| Assignment |
In how many lines of the data below does the word "solidworks" appear? Reply with the number and nothing more.

| Provided material |
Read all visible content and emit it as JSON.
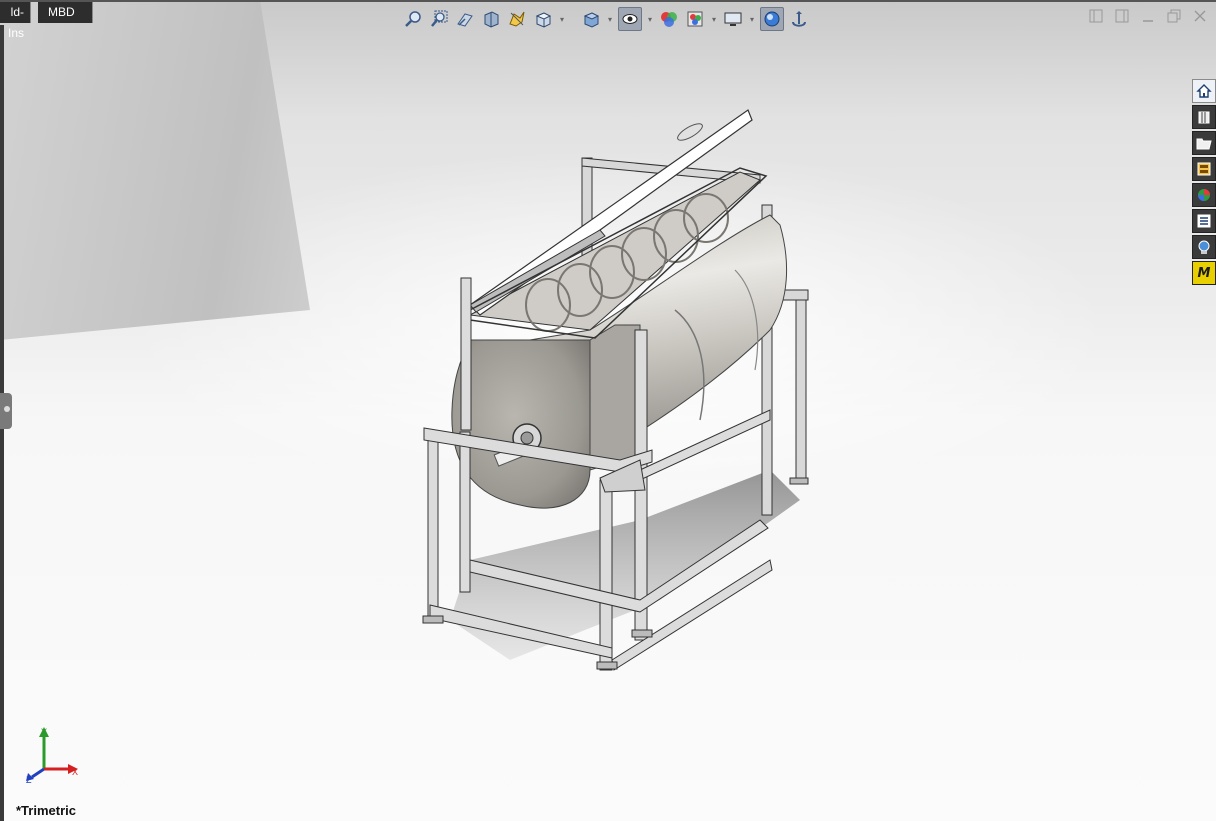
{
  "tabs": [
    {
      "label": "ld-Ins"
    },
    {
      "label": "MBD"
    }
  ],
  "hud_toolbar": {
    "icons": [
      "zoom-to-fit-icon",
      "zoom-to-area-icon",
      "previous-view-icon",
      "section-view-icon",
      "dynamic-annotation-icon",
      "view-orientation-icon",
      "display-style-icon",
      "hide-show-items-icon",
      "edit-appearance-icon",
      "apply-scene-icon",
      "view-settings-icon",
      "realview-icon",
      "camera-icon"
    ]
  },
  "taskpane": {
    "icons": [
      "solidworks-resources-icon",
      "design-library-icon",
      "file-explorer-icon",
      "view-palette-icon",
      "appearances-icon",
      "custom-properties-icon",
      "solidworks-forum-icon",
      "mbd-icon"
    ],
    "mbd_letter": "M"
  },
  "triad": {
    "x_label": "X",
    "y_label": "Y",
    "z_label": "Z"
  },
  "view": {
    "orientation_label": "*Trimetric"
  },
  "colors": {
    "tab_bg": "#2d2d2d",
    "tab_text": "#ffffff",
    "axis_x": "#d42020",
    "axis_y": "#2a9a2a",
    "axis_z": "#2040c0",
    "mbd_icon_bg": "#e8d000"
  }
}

| Written response |
2